Try it ->
Lines with the word "JSON" are the ones wanted. Copy each of them from the entries below.

----------

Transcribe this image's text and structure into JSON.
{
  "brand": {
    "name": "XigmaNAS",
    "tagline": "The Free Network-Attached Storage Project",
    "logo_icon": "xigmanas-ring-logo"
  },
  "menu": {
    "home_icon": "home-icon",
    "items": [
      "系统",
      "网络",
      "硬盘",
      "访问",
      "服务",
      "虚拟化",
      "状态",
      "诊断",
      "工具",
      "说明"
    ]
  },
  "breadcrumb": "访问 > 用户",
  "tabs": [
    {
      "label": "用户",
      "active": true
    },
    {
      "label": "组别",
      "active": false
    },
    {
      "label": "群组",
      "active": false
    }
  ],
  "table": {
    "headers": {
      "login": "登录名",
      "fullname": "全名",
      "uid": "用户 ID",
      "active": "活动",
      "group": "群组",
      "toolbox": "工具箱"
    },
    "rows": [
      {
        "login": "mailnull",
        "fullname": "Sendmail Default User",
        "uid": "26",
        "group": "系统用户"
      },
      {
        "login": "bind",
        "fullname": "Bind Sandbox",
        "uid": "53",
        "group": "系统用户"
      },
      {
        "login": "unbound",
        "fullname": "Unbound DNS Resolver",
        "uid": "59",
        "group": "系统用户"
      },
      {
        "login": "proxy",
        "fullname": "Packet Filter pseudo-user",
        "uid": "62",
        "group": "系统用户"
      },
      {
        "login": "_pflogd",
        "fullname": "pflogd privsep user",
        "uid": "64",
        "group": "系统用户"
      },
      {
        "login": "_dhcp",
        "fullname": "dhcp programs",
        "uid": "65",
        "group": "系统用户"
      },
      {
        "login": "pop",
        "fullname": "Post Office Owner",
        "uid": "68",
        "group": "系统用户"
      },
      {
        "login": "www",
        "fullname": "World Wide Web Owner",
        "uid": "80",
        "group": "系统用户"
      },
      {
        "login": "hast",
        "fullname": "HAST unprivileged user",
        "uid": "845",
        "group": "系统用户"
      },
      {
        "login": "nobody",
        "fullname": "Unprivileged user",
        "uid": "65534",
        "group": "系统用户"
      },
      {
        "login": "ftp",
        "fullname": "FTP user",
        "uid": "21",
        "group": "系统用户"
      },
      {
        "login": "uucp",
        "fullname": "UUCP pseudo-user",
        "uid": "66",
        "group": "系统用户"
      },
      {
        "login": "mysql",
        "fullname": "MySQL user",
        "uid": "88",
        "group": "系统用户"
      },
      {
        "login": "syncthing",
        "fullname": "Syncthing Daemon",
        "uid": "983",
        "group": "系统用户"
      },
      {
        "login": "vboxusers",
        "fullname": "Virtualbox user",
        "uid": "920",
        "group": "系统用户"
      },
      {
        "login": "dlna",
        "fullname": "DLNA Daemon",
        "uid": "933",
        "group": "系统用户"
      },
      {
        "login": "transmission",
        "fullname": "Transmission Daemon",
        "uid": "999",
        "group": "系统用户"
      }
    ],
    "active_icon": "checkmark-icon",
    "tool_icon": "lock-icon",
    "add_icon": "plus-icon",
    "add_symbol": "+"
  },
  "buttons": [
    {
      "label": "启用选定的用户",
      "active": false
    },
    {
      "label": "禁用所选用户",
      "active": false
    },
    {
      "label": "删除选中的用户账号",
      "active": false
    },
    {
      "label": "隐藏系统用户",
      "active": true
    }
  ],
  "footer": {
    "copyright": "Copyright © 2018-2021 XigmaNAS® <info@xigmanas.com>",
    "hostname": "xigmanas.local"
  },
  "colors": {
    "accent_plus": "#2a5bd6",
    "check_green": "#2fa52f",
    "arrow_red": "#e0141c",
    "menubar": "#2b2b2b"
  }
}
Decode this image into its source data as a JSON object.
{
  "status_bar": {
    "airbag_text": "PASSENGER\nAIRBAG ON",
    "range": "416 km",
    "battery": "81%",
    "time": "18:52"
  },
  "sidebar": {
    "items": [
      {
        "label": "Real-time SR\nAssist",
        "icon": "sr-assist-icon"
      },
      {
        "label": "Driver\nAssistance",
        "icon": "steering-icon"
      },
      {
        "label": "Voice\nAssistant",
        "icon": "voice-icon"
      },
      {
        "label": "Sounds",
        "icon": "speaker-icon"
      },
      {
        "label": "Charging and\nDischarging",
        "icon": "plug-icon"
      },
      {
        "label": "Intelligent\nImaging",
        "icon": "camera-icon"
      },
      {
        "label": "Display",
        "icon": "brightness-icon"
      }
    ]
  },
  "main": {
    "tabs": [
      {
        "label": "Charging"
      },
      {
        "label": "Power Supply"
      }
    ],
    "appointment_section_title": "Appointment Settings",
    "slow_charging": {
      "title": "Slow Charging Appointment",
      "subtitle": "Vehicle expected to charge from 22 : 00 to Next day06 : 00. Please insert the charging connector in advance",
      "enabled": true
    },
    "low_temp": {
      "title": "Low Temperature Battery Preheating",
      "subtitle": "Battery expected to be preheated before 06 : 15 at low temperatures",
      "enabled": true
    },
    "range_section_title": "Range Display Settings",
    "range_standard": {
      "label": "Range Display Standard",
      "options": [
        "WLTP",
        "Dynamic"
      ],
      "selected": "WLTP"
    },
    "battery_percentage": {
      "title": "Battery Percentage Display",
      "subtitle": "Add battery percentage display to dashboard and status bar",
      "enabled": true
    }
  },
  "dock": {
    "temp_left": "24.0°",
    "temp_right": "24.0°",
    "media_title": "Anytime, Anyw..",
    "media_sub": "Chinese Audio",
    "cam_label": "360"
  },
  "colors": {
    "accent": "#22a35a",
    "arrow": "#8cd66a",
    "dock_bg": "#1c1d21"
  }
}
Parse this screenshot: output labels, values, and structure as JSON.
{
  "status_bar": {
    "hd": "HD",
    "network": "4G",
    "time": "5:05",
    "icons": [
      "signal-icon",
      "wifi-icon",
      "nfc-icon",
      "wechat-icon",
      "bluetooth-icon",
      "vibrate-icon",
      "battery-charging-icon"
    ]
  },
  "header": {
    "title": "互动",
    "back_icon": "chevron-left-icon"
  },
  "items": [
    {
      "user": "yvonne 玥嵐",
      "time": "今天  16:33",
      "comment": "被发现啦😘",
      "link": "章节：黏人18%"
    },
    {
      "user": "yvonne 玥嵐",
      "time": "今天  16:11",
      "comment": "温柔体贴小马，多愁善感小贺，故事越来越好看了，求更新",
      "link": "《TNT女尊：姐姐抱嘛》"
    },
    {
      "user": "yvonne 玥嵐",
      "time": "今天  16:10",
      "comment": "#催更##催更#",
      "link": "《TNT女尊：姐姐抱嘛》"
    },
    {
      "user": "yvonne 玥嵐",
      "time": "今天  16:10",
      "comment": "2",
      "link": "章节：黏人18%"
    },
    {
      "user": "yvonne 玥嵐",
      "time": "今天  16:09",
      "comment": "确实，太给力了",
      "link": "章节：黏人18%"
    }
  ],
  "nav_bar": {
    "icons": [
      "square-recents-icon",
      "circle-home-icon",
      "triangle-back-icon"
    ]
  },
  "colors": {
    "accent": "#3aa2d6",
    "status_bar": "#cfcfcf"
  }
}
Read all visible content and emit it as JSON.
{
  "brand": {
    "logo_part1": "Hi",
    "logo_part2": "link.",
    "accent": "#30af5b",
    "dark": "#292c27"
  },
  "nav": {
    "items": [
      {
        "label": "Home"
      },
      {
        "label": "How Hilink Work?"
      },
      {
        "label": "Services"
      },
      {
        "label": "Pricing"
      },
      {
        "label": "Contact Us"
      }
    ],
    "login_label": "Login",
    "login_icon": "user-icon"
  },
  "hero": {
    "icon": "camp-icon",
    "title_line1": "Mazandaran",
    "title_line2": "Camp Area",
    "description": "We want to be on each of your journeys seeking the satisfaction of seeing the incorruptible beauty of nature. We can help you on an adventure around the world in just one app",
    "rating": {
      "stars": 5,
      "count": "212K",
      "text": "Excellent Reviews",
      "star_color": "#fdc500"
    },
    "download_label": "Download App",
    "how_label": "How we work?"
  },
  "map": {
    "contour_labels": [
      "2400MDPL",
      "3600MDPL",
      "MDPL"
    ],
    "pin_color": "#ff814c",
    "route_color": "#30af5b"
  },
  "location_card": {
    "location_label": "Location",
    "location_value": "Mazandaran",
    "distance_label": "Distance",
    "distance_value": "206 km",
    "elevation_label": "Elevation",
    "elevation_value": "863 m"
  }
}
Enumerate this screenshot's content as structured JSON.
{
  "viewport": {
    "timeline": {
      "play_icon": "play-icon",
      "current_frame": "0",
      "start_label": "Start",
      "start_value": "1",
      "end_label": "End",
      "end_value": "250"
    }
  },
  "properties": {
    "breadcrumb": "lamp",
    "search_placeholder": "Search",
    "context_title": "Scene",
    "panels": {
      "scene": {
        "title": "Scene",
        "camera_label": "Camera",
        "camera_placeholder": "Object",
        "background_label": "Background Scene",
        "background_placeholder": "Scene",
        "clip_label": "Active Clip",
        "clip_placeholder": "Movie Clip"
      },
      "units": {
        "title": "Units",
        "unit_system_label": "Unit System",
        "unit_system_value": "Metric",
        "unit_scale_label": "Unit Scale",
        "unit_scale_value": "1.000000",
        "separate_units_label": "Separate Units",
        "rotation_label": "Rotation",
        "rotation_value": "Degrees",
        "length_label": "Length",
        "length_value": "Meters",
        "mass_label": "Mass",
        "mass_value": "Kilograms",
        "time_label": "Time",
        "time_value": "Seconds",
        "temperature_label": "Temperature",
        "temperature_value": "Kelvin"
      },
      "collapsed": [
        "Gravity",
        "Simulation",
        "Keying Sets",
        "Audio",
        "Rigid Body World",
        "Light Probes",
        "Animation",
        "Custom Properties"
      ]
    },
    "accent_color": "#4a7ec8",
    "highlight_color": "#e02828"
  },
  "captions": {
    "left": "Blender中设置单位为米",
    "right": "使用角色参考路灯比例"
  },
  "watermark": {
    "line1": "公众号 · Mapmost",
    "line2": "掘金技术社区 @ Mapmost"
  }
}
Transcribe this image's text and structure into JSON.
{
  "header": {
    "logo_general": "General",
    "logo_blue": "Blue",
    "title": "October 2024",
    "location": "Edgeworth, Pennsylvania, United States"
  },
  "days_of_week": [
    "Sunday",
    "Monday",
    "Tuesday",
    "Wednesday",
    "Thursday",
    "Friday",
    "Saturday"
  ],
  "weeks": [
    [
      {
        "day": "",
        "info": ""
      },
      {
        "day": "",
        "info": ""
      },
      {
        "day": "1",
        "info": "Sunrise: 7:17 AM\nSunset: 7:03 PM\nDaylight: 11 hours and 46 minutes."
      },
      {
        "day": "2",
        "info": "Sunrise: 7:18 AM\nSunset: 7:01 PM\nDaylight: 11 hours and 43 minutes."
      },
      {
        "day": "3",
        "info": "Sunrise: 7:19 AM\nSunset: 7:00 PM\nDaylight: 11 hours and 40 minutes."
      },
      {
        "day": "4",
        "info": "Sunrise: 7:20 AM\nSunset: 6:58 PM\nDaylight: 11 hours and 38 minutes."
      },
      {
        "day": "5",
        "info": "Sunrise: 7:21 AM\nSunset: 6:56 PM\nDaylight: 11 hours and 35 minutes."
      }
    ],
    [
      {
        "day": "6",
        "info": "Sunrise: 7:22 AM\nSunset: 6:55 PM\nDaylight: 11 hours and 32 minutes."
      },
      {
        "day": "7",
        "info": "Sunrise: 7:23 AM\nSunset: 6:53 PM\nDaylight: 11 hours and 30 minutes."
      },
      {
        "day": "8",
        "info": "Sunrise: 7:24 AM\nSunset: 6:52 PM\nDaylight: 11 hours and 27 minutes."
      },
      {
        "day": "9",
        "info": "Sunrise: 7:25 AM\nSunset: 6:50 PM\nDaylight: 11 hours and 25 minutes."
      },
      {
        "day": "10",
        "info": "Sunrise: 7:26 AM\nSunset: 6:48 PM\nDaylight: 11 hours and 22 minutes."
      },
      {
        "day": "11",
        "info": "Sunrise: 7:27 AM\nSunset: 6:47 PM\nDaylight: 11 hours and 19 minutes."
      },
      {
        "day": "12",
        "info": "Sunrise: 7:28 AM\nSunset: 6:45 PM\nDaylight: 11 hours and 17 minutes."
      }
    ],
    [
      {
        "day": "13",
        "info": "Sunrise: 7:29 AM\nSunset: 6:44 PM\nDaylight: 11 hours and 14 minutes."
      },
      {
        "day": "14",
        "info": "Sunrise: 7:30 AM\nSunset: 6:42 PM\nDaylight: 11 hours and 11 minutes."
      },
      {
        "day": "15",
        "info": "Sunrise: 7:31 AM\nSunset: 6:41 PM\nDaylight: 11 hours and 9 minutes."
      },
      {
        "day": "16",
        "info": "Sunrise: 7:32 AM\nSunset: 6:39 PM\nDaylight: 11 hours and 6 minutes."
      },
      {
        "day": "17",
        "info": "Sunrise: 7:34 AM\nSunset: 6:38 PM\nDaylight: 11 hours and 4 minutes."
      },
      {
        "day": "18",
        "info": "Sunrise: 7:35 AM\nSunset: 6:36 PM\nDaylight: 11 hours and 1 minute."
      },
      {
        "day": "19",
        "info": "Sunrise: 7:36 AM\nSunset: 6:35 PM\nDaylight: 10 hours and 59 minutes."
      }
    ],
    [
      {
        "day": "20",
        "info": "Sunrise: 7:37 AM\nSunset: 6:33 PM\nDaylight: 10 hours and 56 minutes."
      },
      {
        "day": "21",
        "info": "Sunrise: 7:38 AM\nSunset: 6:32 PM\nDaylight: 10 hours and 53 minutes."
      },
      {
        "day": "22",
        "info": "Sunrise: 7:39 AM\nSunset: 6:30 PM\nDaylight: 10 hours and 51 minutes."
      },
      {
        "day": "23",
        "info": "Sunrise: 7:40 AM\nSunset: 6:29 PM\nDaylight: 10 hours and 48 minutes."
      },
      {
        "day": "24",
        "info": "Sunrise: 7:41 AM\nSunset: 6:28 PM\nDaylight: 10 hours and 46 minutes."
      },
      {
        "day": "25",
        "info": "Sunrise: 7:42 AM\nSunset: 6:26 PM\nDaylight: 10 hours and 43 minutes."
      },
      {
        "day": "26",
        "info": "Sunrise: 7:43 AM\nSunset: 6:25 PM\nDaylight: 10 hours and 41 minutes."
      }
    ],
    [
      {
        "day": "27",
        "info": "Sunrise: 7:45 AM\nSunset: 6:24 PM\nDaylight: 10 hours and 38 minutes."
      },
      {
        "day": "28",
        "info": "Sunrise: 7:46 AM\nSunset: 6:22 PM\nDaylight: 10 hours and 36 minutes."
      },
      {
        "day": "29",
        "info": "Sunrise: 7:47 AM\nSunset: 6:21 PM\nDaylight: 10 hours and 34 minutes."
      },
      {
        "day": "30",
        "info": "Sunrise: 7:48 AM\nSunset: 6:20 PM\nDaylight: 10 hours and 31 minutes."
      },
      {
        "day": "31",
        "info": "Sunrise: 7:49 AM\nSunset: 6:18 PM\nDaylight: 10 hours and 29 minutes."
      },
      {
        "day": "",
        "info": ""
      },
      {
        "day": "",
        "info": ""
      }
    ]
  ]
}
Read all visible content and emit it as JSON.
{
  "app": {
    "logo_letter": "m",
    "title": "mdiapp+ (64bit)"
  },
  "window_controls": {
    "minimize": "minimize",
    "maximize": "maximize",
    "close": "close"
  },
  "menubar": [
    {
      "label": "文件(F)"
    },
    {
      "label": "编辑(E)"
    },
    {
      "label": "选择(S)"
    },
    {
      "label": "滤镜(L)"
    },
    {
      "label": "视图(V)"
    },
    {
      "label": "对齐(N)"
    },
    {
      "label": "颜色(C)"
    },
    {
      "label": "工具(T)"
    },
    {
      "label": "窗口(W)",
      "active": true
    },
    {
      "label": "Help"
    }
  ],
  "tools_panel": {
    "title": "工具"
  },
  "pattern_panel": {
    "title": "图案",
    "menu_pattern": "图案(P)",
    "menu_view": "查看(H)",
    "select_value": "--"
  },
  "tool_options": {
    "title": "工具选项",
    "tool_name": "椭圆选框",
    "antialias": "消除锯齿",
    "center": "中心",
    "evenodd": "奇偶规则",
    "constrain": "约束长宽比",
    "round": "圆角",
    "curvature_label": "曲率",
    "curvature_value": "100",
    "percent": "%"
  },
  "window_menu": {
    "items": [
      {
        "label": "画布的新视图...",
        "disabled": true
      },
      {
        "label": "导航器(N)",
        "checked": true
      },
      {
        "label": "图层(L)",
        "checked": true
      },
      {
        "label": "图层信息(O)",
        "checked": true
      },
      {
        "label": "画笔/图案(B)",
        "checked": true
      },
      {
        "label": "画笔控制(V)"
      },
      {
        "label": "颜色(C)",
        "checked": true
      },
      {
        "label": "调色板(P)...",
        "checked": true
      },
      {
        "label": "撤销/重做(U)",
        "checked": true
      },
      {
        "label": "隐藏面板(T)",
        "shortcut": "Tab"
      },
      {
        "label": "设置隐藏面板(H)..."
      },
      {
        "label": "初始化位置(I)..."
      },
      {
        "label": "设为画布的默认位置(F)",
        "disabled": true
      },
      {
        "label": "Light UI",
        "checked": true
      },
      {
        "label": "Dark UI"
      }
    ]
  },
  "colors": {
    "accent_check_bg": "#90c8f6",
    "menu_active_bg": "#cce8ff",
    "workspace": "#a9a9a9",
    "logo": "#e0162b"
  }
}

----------

Solution ->
Transcribe this image's text and structure into JSON.
Decode this image into its source data as a JSON object.
Parse this screenshot: output labels, values, and structure as JSON.
Read all visible content and emit it as JSON.
Enumerate this screenshot's content as structured JSON.
Transcribe this image's text and structure into JSON.
Read all visible content and emit it as JSON.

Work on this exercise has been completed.